A lawsuit that claims Speedway gas stations didn’t follow state law in collecting employee fingerprints is back in state court, after a federal district court denied Speedway’s motion to dismiss - while at the same time agreeing that the plaintiff suffered no injury.
The class action suit was brought against Speedway LLC and its parent company, Marathon Petroleum Co., by former employee Christopher Howe. According to court documents, Speedway employees clock in and out of their shifts using a fingerprint scanner. At the beginning of Howe’s employment, he said he was required to scan his fingerprint so the system could authenticate his identity and track his time.
In his suit, Howe argues Speedway violated Illinois’ Biometric Information Privacy Act (BIPA) in the way it gathered and stored the fingerprints. Speedway removed the suit to federal court and moved to dismiss; Howe claimed that the same arguments the company used to support its motion to dismiss undercut the federal court’s ability to hear the case and moved to remand it to Cook County Circuit Court.
In moving to dismiss, the company argued Howe failed to state a claim because he could not show he had suffered any real injury from the BIPA violation. However to have standing in federal court, a plaintiff must have suffered an injury traceable to the defendant’s conduct and likely to be redressed by a favorable jury decision.
“Procedurally, Howe finds himself in an awkward position,” U.S. District Court Judge Andrea R. Wood wrote. “To succeed in his lawsuit, he must establish that he is a ‘person aggrieved’ who has statutory standing to assert a cause of action under BIPA. However, if he has a cognizable injury under BIPA, then it follows he also has constitutional standing and must proceed in a disfavored forum.”
Howe extricated himself from the sticky situation by not taking any position on the question of standing. Instead, he argued the defendant was responsible for establishing the court’s jurisdiction at the time the case was removed.
“To avoid remand, defendants find themselves having to establish that Howe has suffered a sufficient injury for purposes of (constitutional) standing even as their motion to dismiss vigorously contests the adequacy of his injury for purposes of statutory standing,” the judge wrote.
In what might seem like a victory for the defendants, Wood agreed Howe’s alleged injuries likely do not constitute injuries-in-fact. However, that decision means the federal court has no jurisdiction and cannot grant Speedway’s motion to dismiss.
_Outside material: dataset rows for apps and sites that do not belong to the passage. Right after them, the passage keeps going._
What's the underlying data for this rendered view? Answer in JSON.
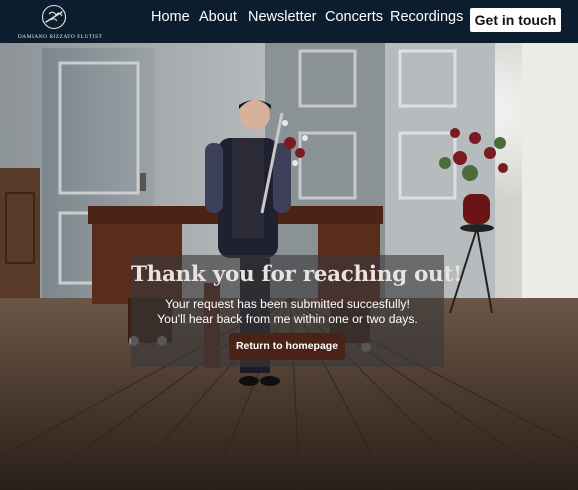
{
  "brand": {
    "logo_text": "DAMIANO RIZZATO FLUTIST"
  },
  "nav": {
    "items": [
      {
        "label": "Home"
      },
      {
        "label": "About"
      },
      {
        "label": "Newsletter"
      },
      {
        "label": "Concerts"
      },
      {
        "label": "Recordings"
      }
    ],
    "cta_label": "Get in touch"
  },
  "message": {
    "title": "Thank you for reaching out!",
    "line1": "Your request has been submitted succesfully!",
    "line2": "You'll hear back from me within one or two days.",
    "button_label": "Return to homepage"
  },
  "colors": {
    "navbar_bg": "#0c1e2e",
    "cta_bg": "#ffffff",
    "return_button_bg": "#4a2217",
    "overlay_bg": "#3a383a"
  },
  "icons": {
    "logo": "bird-and-flute-icon"
  }
}
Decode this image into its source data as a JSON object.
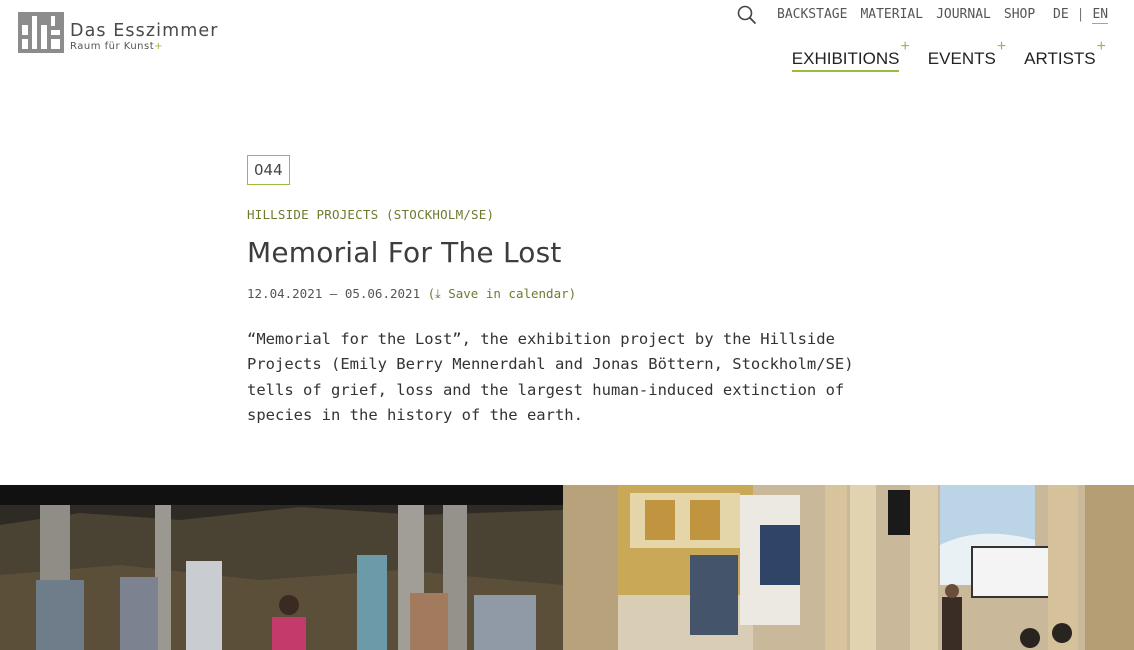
{
  "brand": {
    "title": "Das Esszimmer",
    "subtitle": "Raum für Kunst",
    "plus": "+"
  },
  "top_nav": {
    "items": [
      "BACKSTAGE",
      "MATERIAL",
      "JOURNAL",
      "SHOP"
    ]
  },
  "language": {
    "de": "DE",
    "separator": "|",
    "en": "EN",
    "active": "EN"
  },
  "main_nav": {
    "items": [
      {
        "label": "EXHIBITIONS",
        "active": true
      },
      {
        "label": "EVENTS",
        "active": false
      },
      {
        "label": "ARTISTS",
        "active": false
      }
    ],
    "plus": "+"
  },
  "exhibition": {
    "number": "044",
    "kicker": "HILLSIDE PROJECTS (STOCKHOLM/SE)",
    "title": "Memorial For The Lost",
    "date_range": "12.04.2021 – 05.06.2021",
    "calendar_open": "(",
    "calendar_link": "⤓ Save in calendar",
    "calendar_close": ")",
    "lead": "“Memorial for the Lost”, the exhibition project by the Hillside Projects (Emily Berry Mennerdahl and Jonas Böttern, Stockholm/SE) tells of grief, loss and the largest human-induced extinction of species in the history of the earth."
  },
  "colors": {
    "accent": "#9bbb3c",
    "kicker": "#6f7a30",
    "text": "#333333"
  },
  "icons": {
    "search": "search-icon",
    "logo": "logo-mark-icon"
  }
}
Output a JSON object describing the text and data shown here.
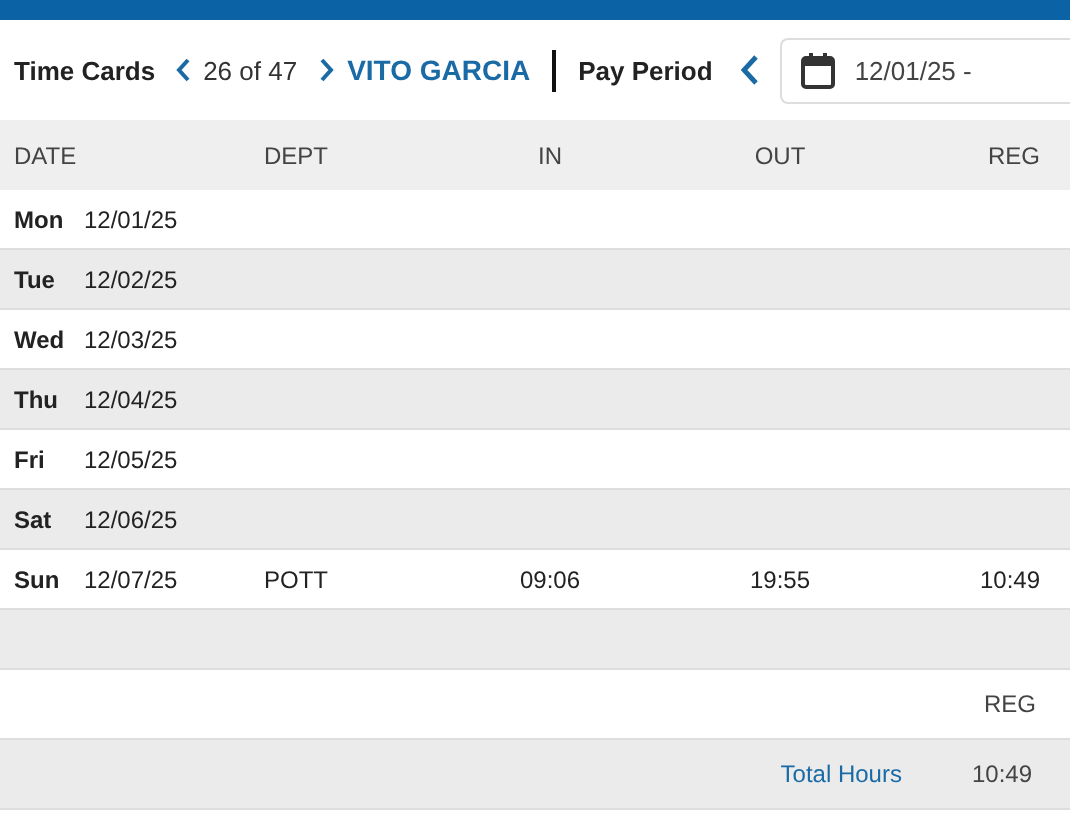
{
  "toolbar": {
    "title": "Time Cards",
    "position": "26 of 47",
    "employee": "VITO GARCIA",
    "period_label": "Pay Period",
    "period_value": "12/01/25 -"
  },
  "table": {
    "columns": [
      "DATE",
      "DEPT",
      "IN",
      "OUT",
      "REG"
    ],
    "rows": [
      {
        "day": "Mon",
        "date": "12/01/25"
      },
      {
        "day": "Tue",
        "date": "12/02/25"
      },
      {
        "day": "Wed",
        "date": "12/03/25"
      },
      {
        "day": "Thu",
        "date": "12/04/25"
      },
      {
        "day": "Fri",
        "date": "12/05/25"
      },
      {
        "day": "Sat",
        "date": "12/06/25"
      },
      {
        "day": "Sun",
        "date": "12/07/25",
        "dept": "POTT",
        "in": "09:06",
        "out": "19:55",
        "reg": "10:49"
      }
    ]
  },
  "summary": {
    "column": "REG",
    "total_label": "Total Hours",
    "total_value": "10:49"
  }
}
Howe’s suit alleged three injuries – mental anguish over uncertainty about what Speedway might do with his biometric data, invasion of privacy and information injury. Wood called the mental anguish claim a “conjectural or hypothetical injury” that could not be used to establish standing and said the privacy claim failed because there was no indication Speedway had released employees’ biometric data to anyone.
The only possible injury-in-fact, the judge wrote, was the informational injury – the claim that Speedway did not provide the written disclosures required under BIPA when it scanned his fingerprints. And even that claim, she said, falls flat. While Speedway “undoubtedly violated BIPA” if it truly failed to provide the required disclosures and obtain Howe’s written consent, the violations did not cause Howe any injury.
“Howe’s fingerprints were collected in circumstances under which any reasonable person should have known that his biometric data was being collected,” she wrote.
Without an injury, Howe does not have standing to have his claim heard in federal court, so Wood granted his motion to send the case back to the state court.
Howe is represented by attorneys Andrew C. Ficzko, James B. Zouras and Ryan F. Stephan, of the firm of Stephan Zouras LLP, of Chicago, and Christopher L. Dore, Benjamin H. Richman, Sydney M. Janzen and Alexander G. Tievsky, of the firm of Edelson P.C., of Chicago.
Speedway is represented by attorneys Gary M. Miller, Patrick J. Castle, Tristan L Duncan, Anna S. Knight and Alfred Saikali, of the firm of Shook, Hardy & Bacon LLP, of Chicago.